Andy Bockelman: ‘Moonlight Mile’ lesser but still worthy entry in mystery series
December 7, 2010
Book at a glance
“Moonlight Mile,” by Dennis Lehane
2.5 out of 4 stars
Published by William Morrow
When a writer takes a decade-long break from his most famous characters, you can bet that the new results will be a little different. But, as long as the scribe in question still brings the same skills to the table, there's not much reason to complain.
Such is the outcome of Dennis Lehane's "Moonlight Mile."
Patrick Kenzie was once a prominent Boston private eye, but his current situation is less satisfying. Working part-time surveillance for a high-profile security firm and getting strung along with the promise of permanent work, worrying about his family is more of a priority than the thrill of a good case.
However, when Beatrice McCready walks back into his life, all the worst memories of his past career come flooding back.

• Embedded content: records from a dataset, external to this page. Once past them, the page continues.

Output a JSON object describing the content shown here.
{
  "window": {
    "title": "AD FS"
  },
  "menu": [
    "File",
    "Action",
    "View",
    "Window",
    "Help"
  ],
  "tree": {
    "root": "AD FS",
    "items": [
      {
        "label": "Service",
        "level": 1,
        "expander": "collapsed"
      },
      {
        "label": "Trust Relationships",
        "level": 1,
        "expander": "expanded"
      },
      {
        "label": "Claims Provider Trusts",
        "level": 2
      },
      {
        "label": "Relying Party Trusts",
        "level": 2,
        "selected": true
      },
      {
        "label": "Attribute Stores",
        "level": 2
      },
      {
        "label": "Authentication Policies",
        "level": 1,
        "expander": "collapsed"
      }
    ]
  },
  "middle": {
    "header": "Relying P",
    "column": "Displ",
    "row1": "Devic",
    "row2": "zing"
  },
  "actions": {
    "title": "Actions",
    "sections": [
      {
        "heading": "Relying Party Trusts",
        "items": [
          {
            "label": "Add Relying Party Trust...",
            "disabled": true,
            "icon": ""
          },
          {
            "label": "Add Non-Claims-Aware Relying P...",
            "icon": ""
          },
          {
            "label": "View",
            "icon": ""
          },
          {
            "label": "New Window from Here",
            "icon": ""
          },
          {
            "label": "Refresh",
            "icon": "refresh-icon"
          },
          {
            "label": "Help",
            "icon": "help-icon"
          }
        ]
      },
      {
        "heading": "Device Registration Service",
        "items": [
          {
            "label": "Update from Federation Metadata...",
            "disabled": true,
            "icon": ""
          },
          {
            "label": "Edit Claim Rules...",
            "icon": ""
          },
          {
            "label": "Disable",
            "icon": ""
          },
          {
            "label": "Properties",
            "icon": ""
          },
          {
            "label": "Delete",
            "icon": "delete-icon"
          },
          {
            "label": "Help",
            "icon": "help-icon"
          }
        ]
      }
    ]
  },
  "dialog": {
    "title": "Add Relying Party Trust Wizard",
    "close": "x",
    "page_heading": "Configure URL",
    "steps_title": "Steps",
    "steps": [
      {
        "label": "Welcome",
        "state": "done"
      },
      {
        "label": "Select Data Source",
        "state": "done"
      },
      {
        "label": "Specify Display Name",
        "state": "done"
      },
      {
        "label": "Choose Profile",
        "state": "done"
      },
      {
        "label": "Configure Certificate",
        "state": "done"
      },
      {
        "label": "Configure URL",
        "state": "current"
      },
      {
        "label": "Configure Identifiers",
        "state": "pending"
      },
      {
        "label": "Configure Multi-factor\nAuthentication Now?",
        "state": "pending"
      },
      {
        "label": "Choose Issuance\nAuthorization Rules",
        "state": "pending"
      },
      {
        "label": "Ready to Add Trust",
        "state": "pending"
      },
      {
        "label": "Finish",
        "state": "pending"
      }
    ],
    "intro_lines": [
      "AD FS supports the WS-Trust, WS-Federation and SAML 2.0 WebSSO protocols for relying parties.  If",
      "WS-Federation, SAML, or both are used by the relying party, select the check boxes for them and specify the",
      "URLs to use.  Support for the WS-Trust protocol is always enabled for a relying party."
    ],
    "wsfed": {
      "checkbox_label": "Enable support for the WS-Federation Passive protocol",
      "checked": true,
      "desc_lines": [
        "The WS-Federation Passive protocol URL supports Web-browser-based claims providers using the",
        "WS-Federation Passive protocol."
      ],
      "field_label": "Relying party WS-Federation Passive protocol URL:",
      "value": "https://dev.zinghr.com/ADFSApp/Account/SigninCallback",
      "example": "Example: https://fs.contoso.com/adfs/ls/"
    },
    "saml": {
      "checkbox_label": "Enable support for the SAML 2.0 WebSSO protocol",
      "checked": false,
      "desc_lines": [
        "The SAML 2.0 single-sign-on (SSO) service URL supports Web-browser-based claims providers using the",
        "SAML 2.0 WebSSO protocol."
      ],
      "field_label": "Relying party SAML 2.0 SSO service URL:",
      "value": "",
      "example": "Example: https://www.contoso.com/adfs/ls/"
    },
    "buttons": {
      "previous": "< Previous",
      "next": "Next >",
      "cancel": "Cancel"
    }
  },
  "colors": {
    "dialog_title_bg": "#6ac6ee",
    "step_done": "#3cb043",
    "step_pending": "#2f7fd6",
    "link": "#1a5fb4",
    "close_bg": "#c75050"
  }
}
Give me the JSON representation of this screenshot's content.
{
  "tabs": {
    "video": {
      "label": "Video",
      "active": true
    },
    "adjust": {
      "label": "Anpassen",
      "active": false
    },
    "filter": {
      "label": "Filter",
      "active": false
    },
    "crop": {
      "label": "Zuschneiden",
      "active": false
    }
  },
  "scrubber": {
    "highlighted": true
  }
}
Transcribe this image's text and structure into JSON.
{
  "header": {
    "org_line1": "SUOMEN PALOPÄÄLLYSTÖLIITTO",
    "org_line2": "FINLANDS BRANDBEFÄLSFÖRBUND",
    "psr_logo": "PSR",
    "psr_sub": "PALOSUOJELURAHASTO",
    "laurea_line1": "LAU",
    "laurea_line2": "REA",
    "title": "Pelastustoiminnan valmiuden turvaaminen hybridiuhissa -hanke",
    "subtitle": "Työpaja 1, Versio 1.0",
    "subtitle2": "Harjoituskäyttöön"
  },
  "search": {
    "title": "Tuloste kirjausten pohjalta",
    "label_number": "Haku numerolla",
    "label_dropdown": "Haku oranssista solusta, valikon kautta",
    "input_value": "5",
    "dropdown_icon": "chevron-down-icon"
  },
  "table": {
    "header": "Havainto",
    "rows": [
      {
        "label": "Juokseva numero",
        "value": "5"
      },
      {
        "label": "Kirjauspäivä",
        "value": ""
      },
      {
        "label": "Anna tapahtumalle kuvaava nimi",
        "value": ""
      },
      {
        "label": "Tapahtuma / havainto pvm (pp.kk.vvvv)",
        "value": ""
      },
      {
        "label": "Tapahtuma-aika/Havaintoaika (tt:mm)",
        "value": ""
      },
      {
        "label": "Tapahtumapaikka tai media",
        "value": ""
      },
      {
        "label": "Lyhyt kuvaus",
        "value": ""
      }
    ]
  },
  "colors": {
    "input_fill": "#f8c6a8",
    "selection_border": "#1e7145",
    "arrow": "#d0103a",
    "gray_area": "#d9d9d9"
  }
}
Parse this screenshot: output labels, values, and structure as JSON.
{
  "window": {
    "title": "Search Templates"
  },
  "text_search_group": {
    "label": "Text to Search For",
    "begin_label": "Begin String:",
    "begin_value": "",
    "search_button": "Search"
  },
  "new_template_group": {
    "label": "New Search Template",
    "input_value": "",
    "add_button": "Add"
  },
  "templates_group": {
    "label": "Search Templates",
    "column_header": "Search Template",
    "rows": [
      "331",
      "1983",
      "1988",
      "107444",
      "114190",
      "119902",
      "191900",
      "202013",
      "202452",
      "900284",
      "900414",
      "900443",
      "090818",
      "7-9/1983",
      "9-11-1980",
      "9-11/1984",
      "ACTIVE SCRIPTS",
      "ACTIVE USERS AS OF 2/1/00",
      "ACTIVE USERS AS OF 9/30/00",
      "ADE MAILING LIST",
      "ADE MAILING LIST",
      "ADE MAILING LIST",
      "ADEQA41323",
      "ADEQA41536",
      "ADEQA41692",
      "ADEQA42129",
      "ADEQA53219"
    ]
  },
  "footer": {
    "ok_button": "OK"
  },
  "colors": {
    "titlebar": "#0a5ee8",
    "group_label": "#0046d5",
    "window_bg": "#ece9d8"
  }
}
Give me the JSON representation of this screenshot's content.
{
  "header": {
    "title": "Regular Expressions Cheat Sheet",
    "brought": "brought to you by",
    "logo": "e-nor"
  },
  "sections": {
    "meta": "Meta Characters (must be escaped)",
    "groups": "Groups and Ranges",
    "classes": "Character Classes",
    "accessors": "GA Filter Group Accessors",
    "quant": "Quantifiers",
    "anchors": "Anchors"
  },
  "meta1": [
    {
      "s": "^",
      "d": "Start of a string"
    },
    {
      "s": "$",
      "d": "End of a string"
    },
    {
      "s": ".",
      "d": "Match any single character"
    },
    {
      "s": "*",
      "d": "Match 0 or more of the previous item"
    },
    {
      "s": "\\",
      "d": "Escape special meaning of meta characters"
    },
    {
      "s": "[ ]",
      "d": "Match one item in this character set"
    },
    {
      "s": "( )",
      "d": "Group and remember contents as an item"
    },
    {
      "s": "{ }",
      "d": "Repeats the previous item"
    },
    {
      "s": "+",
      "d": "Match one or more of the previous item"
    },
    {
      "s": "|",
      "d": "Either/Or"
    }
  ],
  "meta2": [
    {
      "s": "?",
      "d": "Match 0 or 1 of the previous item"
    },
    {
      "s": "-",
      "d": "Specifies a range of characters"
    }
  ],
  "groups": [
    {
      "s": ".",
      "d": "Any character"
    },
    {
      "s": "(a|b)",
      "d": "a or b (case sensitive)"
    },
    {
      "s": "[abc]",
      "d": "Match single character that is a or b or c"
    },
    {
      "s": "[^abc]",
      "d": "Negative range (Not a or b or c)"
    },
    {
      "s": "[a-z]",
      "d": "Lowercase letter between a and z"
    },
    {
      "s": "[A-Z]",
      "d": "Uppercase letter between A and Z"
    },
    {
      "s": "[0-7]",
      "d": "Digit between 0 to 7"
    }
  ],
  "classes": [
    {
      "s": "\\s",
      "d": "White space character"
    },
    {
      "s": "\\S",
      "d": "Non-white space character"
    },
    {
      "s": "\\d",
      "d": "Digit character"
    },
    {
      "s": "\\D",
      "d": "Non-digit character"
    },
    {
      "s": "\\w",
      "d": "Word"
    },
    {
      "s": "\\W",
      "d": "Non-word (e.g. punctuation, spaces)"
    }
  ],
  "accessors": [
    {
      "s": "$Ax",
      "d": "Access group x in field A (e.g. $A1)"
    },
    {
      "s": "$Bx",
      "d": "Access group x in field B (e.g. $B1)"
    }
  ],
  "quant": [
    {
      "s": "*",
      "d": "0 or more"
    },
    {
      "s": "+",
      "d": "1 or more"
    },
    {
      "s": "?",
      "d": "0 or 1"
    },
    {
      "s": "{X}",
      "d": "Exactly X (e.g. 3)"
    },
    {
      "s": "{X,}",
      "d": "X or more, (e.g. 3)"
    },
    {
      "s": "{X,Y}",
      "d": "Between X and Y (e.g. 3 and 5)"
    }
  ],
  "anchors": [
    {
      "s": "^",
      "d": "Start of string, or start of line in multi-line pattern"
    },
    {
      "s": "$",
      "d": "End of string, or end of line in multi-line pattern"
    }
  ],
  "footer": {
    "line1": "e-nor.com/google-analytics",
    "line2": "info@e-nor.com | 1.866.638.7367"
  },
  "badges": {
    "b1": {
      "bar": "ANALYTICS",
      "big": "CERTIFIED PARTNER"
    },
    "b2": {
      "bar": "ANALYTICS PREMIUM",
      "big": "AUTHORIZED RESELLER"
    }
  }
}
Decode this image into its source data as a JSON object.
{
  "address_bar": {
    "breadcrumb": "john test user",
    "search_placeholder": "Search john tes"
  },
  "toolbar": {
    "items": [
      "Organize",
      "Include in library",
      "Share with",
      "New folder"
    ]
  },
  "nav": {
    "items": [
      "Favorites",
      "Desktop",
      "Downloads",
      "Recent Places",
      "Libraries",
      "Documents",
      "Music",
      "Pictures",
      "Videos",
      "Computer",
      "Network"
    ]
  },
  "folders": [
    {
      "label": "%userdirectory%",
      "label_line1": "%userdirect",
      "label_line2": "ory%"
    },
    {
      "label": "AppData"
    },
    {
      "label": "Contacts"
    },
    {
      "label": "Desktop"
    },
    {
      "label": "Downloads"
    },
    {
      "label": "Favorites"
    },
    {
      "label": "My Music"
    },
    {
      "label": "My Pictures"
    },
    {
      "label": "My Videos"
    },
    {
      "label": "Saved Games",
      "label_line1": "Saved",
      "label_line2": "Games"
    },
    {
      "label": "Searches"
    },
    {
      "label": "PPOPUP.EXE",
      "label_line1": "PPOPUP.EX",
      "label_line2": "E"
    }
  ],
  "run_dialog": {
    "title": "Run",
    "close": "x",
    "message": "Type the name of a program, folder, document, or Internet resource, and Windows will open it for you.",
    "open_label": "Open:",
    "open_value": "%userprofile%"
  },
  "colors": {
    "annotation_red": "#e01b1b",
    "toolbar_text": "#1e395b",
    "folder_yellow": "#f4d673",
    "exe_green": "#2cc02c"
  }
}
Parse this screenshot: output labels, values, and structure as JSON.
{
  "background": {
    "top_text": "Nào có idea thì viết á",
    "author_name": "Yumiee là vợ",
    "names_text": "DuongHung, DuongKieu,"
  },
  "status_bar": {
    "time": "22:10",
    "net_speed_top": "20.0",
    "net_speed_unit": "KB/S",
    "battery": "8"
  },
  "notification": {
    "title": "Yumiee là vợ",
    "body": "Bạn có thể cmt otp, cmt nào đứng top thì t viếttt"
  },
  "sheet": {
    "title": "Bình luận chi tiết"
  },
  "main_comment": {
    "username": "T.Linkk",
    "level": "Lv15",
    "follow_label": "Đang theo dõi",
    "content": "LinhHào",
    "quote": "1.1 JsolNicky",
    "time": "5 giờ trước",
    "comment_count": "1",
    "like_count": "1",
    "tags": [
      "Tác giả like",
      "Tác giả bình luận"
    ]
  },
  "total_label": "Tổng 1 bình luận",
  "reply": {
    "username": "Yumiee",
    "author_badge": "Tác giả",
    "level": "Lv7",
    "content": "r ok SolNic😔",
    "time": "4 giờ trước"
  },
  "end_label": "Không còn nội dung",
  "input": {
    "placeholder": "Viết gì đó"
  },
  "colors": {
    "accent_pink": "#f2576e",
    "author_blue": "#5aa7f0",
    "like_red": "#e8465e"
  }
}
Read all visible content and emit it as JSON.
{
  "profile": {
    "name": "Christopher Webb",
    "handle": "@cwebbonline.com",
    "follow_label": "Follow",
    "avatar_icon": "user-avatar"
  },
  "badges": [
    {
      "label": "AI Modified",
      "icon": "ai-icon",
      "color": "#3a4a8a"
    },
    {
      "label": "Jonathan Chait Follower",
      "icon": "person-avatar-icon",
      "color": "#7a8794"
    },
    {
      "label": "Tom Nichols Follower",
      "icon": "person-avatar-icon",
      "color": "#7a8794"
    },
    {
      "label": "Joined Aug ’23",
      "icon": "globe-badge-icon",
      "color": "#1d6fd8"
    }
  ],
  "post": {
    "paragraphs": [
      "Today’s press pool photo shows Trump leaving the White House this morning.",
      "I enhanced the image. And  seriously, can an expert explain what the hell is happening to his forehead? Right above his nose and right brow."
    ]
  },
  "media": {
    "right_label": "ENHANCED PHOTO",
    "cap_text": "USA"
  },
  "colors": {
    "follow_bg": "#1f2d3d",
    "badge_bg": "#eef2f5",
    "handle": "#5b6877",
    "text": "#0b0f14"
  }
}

Looking for reparations from Patrick's most unsettling case, Beatrice wants him to find someone.
After rescuing Beatrice's niece, Amanda, 12 years ago only to return her to a mother who barely noticed her existence, Patrick is tasked once again with finding the girl, who's now 16 and has mysteriously vanished despite a stellar academic future.
And, though getting back in the fray is the last thing Patrick wants, his conscience won't let him forget that he needs to right the situation he helped make worse.
Though a good deal older now, Kenzie doesn't seem the least bit different as a Boston native who's relocated from his office in a church bell tower and his inner-city apartment to a suburban situation.
With him, as always, is former partner and current spouse, Angie Gennaro, reminding him that they've put the life of hard-nose investigating behind them. She still can't stay away as long as he remains interested, but she's not willing to put their 4-year-old daughter, Gabriella, at risk.
For the dirty work, there's always Patrick's best friend and stand-in junkyard dog, Bubba Rogowski, a gun-runner oblivious to pain and common sense, making him the perfect muscleman.
As for the girl at the center of the hubbub, Amanda McCready has grown up harder than most.
Raising herself and seeing to her education without any help from her mother Helene — who by now has seemingly cleaned up her act but is still the same neglectful mother — Amanda has gotten into the seedy business of identity theft and has some pretty nasty people after her, to say the least.
There are too many bizarre, dead end subplots in this Kenzie-Gennaro mystery, including plot points involving Amanda's look-alike gal pal, Sophie, and a priceless Russian crucifix that screams red herring.
The quality of crime underworld people we're dealing with here is much less satisfying compared to the antagonists of Lehane's "Darkness, Take My Hand," "Prayers for Rain" and of course, "Gone, Baby, Gone," the original Amanda McCready story, which saw the peak of Patrick Kenzie's adventures.
With the author focusing on other works more recently, including "Mystic River," the noirish "Shutter Island" and the historical fiction "The Given Day," it's understandable that coming back to the series that established him in the 1990s would be a little less impressive.
Lehane writes at the same level, with excellent passages detailing the people and places of Boston and surrounding areas, all the while giving his hero the same observant wit that he's always had.
Of course, now Patrick is deriding "American Idol," the overuse of cell phones and the economic status of people in his community, but you've got to roll with the changes.
The sixth in the Kenzie-Genarro series, "Moonlight Mile" doesn't have the same level of chills and thrills of Lehane's earlier books, but it's still a worthy attempt, even if it feels like he's working with a net.
Although it ends rather conclusively, here's hoping the author will make an attempt at lucky number seven.